**Web page and app entries**
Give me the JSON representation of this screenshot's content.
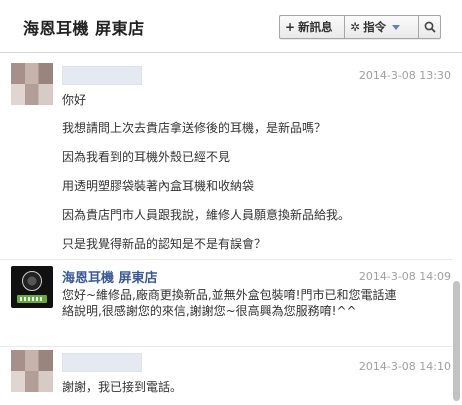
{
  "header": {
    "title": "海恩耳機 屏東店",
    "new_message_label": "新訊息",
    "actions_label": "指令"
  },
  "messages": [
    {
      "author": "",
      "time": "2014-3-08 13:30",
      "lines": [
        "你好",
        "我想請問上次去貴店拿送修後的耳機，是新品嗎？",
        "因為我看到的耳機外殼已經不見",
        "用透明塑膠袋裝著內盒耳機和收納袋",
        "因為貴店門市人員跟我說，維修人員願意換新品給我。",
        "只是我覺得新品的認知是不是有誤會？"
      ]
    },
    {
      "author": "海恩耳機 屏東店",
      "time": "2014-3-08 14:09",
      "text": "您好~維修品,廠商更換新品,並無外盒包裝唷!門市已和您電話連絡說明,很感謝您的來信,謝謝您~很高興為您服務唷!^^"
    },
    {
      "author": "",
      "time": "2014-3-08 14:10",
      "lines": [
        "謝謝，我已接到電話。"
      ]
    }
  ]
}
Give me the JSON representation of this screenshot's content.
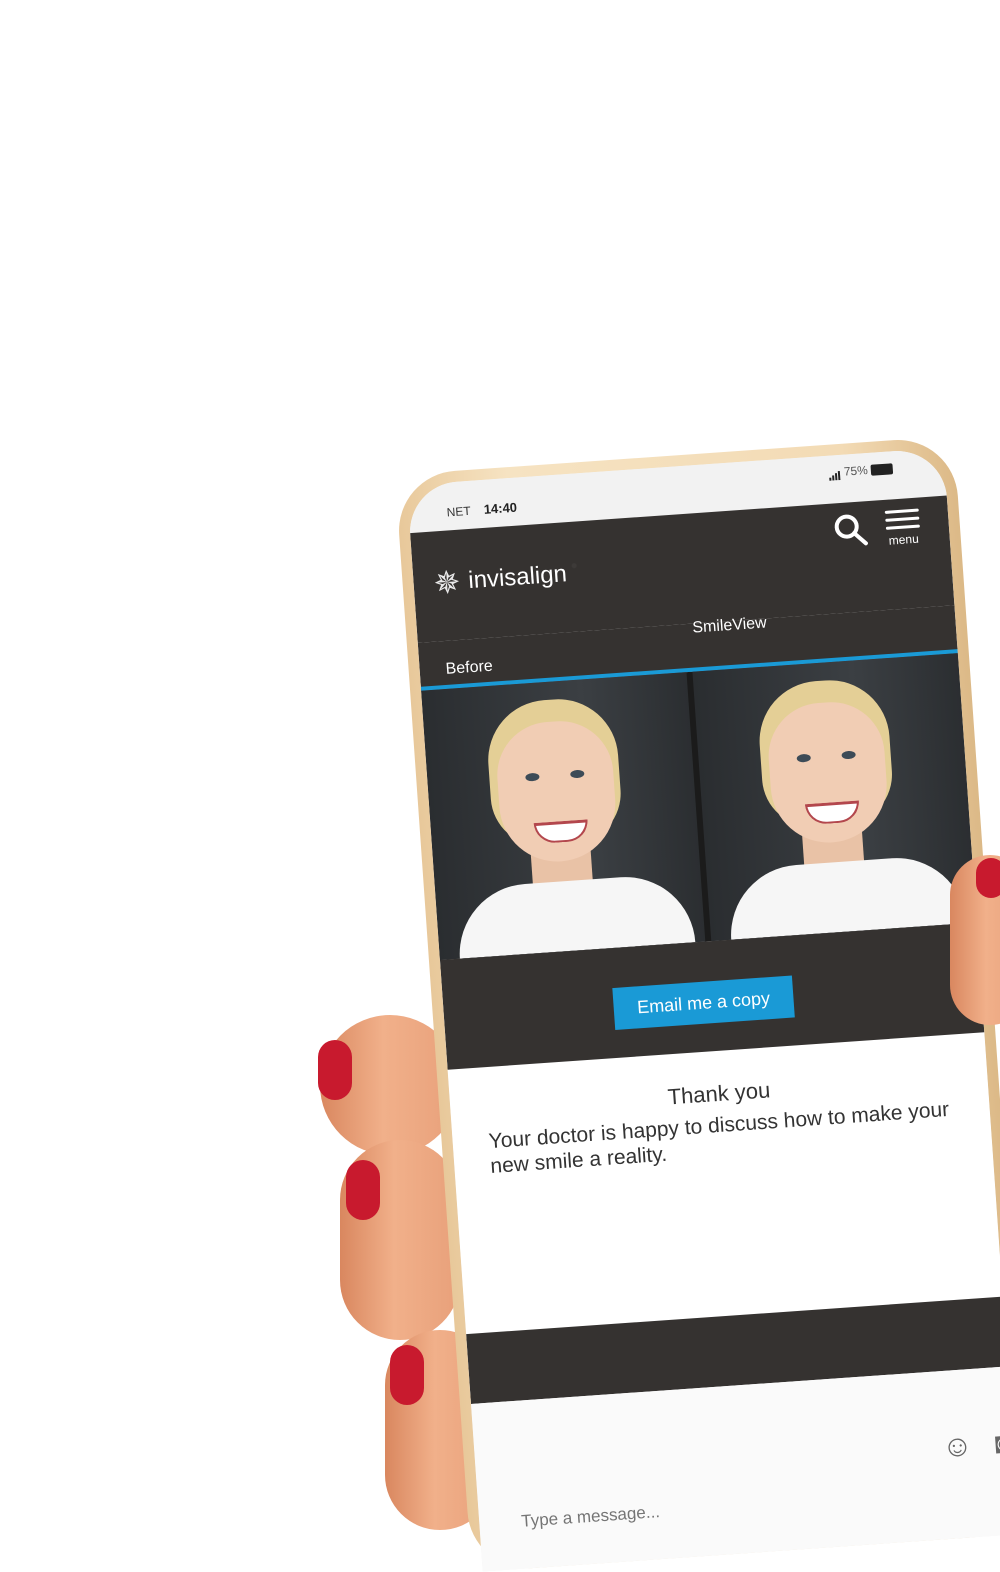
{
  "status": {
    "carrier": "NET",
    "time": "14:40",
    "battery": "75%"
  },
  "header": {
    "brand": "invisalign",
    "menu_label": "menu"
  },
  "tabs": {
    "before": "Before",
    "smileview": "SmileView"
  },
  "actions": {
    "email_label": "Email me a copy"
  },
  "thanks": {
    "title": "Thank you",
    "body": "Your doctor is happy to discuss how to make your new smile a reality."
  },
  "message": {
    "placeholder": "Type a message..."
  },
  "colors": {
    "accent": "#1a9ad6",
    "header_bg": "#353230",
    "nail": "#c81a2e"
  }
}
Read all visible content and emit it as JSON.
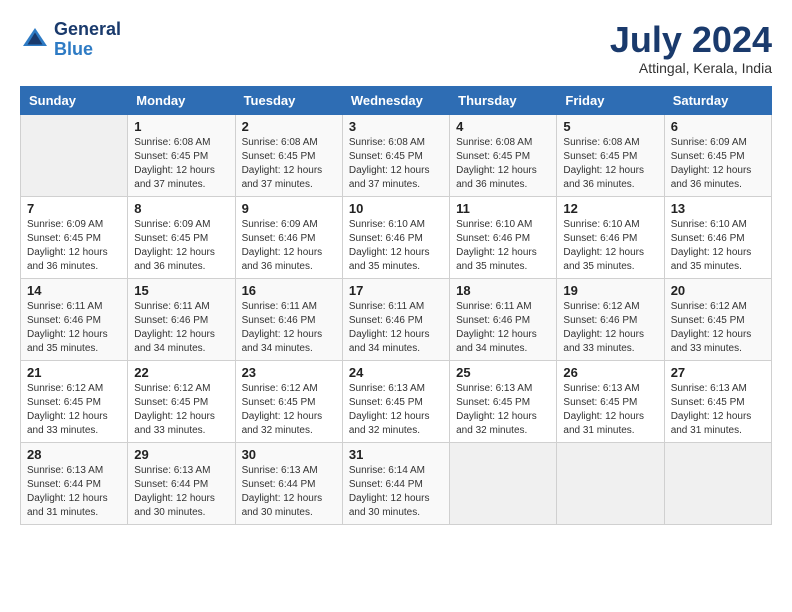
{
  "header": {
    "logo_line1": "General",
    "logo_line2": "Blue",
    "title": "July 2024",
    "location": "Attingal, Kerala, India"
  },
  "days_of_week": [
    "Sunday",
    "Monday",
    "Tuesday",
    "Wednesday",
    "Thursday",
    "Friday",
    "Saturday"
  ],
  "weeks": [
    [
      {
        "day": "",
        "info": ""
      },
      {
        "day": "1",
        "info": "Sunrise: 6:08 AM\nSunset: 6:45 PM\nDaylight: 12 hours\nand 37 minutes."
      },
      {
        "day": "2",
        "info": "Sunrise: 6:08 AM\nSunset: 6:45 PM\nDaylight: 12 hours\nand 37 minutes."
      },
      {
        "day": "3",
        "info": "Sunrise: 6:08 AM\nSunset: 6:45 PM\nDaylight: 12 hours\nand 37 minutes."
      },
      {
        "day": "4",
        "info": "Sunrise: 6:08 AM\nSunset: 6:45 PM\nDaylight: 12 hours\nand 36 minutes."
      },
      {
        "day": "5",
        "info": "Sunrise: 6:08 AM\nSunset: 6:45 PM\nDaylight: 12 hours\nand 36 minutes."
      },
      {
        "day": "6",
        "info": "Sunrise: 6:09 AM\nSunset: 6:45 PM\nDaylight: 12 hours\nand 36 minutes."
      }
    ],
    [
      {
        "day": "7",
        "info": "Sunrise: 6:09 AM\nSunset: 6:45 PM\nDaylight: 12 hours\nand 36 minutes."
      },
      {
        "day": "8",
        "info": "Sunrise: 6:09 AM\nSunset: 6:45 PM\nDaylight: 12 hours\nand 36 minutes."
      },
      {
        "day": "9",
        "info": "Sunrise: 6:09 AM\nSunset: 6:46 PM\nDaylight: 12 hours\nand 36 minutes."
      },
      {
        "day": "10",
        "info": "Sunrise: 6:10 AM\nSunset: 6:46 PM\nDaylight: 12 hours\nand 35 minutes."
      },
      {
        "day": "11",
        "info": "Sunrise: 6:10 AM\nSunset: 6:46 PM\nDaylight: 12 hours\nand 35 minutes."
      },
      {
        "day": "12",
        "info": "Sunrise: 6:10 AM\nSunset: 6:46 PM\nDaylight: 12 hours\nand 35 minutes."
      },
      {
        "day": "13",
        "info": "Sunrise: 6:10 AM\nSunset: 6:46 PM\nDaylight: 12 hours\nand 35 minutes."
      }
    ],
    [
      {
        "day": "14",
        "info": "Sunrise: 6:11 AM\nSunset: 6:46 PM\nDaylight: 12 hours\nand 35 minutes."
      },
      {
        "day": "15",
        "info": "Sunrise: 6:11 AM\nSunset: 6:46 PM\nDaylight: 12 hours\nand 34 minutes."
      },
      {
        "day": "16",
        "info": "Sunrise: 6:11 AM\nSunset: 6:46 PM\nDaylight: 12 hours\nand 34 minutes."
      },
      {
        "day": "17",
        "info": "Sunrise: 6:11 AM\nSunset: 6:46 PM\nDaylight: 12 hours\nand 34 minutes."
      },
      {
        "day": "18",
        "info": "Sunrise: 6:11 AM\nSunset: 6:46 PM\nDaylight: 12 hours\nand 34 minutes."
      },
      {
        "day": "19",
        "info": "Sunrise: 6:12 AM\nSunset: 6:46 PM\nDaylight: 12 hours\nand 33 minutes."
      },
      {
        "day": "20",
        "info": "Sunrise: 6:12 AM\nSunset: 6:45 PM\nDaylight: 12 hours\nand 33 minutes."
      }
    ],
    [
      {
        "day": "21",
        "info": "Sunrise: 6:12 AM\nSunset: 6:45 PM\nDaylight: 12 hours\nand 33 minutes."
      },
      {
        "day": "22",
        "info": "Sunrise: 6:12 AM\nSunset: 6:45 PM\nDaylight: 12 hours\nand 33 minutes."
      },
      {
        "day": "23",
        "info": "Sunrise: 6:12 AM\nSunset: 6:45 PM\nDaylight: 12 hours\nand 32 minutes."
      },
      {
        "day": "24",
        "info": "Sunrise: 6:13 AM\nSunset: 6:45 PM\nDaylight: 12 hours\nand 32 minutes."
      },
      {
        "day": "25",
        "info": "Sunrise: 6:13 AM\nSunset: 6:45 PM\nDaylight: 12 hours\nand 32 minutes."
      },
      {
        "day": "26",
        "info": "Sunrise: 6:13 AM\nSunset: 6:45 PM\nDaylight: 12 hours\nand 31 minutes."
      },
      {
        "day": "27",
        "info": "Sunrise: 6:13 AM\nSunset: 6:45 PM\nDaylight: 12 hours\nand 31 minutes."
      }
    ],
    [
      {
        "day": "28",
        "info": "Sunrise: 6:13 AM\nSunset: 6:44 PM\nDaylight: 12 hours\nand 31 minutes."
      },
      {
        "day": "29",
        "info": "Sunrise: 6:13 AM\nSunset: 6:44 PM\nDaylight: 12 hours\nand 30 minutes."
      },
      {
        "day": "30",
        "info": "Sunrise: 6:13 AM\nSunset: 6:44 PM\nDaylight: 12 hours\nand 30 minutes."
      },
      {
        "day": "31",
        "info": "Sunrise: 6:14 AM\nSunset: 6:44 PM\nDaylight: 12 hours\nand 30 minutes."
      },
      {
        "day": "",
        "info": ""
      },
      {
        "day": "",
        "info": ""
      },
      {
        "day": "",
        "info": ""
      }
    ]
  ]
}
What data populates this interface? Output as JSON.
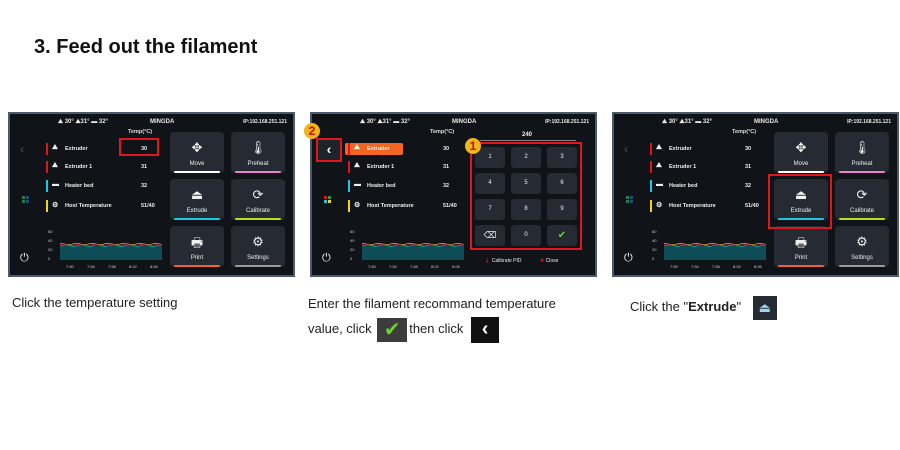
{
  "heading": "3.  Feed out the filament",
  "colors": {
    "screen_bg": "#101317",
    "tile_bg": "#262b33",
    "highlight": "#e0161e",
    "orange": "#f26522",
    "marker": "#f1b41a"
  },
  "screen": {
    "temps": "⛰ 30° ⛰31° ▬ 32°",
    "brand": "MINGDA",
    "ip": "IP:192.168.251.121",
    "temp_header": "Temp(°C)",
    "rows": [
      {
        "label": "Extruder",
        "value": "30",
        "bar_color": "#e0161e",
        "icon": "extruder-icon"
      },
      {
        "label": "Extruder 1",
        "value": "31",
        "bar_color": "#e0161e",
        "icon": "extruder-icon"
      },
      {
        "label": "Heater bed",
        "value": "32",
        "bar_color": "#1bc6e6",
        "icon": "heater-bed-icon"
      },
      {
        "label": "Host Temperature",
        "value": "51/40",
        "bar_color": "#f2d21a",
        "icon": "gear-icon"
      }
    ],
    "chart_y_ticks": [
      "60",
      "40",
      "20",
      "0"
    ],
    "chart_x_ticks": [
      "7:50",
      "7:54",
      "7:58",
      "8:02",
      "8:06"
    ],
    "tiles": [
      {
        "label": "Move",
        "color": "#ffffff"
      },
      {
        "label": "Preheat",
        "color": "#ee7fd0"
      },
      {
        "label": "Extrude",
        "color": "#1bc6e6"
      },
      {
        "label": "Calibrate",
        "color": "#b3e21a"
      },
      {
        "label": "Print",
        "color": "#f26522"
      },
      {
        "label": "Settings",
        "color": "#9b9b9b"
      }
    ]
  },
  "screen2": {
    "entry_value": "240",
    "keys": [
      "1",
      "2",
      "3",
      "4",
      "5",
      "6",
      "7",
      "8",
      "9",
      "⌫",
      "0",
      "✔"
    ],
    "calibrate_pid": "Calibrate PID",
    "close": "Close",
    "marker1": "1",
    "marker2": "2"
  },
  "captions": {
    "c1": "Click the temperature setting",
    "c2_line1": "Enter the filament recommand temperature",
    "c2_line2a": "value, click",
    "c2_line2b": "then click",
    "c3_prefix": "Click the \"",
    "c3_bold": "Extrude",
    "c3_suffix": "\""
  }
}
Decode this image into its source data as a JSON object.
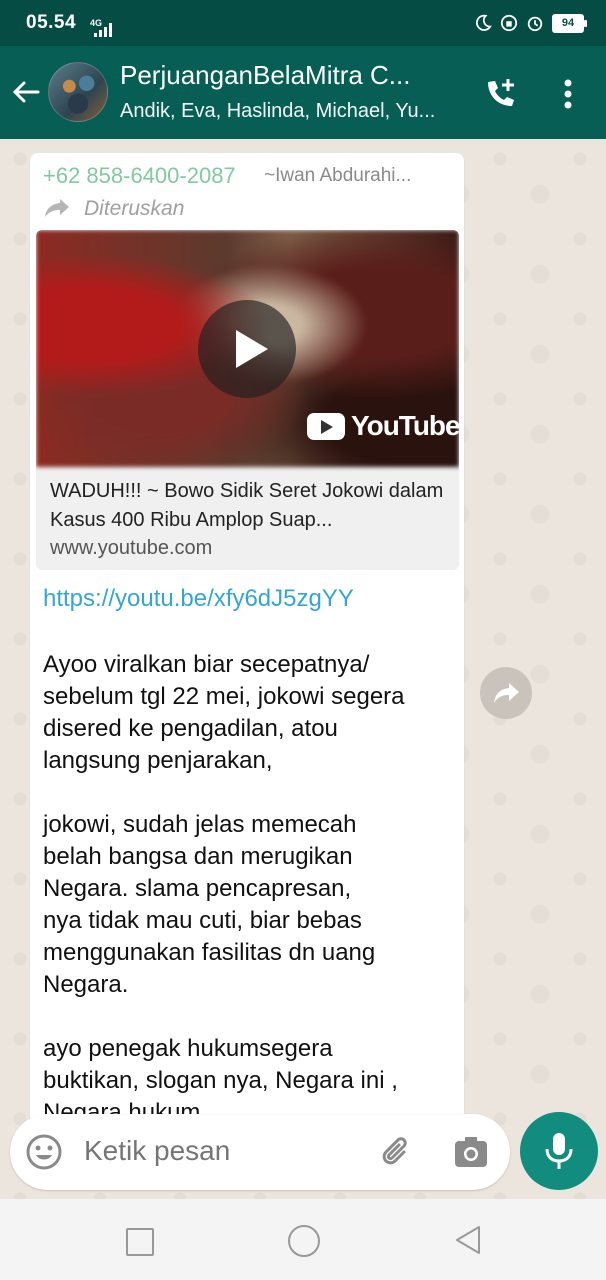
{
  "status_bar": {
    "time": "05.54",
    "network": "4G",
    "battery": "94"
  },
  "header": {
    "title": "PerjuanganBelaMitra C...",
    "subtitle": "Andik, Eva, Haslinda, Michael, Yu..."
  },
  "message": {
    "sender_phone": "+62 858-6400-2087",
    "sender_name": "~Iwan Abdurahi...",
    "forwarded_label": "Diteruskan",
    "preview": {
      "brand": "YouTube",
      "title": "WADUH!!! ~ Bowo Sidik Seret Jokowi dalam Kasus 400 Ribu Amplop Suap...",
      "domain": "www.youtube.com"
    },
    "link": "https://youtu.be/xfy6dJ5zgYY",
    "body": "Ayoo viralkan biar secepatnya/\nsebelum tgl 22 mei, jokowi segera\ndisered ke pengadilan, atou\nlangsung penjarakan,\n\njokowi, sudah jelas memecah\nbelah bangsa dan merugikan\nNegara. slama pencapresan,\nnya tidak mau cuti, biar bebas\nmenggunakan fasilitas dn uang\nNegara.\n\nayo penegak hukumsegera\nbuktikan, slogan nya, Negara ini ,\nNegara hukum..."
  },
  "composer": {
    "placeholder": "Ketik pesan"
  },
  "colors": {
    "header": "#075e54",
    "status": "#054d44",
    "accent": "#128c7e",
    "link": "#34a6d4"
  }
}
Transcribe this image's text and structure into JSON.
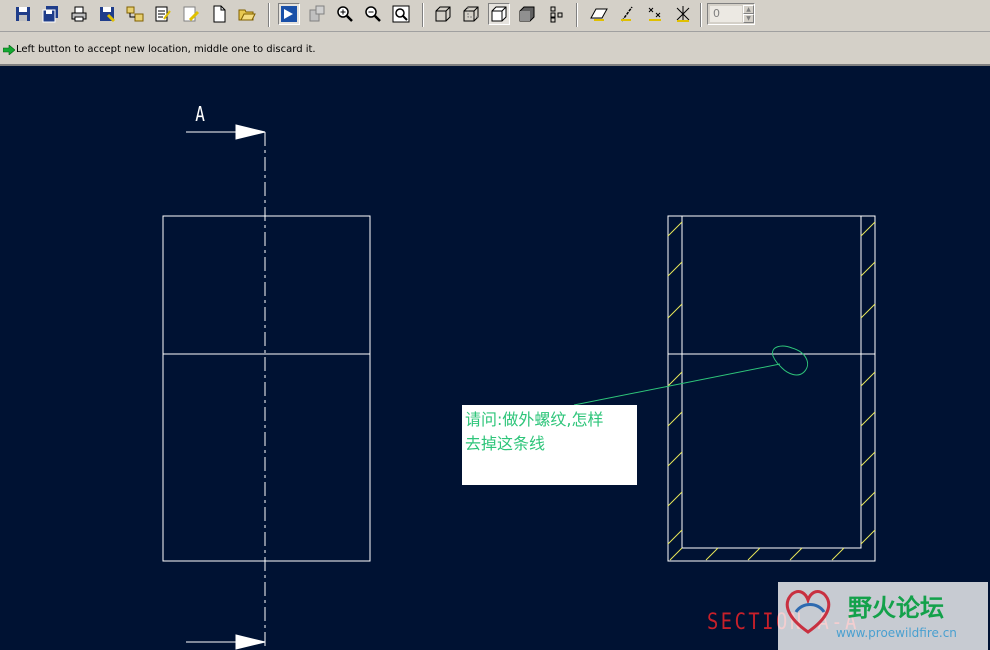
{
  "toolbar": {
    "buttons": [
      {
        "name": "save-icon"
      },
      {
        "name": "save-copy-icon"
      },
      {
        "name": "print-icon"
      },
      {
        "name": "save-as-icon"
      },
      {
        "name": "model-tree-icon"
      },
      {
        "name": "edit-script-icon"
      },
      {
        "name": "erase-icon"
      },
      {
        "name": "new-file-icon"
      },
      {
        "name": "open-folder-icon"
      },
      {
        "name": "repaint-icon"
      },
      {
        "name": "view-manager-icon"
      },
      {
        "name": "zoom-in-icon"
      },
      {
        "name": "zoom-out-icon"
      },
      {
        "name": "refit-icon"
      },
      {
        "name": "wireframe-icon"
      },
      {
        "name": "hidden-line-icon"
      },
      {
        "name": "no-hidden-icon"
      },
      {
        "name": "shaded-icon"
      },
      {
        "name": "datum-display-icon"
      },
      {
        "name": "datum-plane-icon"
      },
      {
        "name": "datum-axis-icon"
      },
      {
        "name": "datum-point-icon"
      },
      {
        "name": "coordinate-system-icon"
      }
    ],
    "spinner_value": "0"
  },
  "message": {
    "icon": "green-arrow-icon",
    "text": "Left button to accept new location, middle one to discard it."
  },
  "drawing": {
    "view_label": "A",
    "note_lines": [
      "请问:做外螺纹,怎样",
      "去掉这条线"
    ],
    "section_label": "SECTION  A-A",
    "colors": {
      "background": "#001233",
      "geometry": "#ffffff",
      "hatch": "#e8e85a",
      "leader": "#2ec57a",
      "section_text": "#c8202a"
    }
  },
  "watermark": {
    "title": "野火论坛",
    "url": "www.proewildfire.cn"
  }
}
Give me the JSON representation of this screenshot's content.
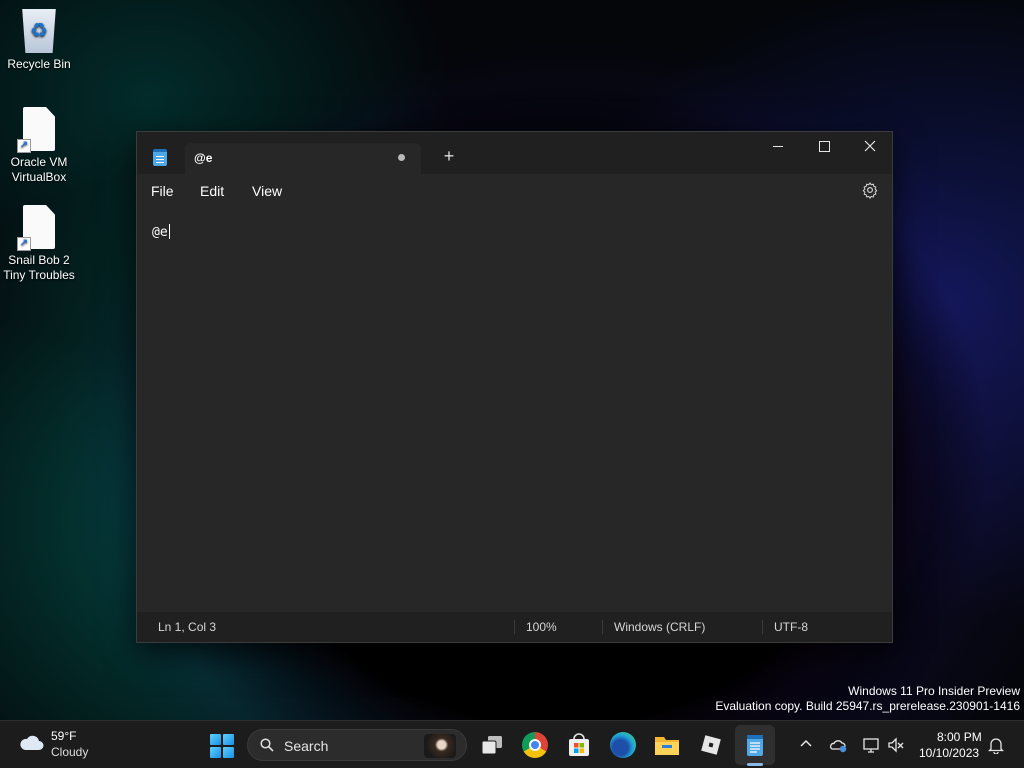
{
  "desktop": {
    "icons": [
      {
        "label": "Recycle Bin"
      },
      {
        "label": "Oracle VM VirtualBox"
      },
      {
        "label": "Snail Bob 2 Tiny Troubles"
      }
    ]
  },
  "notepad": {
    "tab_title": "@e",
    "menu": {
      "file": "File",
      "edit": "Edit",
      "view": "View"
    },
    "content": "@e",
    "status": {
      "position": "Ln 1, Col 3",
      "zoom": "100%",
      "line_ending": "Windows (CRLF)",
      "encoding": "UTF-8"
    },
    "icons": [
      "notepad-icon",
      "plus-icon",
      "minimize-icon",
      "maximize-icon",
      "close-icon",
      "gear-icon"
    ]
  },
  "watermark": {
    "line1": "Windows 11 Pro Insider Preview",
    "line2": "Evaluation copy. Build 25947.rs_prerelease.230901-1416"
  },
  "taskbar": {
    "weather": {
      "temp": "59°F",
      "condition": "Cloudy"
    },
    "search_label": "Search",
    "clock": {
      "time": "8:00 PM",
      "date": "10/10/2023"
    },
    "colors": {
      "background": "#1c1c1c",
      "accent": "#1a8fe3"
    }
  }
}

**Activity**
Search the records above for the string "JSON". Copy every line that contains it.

**Answer for the task**
Give me the JSON representation of this screenshot's content.
Give me the JSON representation of this screenshot's content.
Read all visible content and emit it as JSON.
What data populates this interface? Output as JSON.
Decode this image into its source data as a JSON object.
Transcribe this image's text and structure into JSON.
Give me the JSON representation of this screenshot's content.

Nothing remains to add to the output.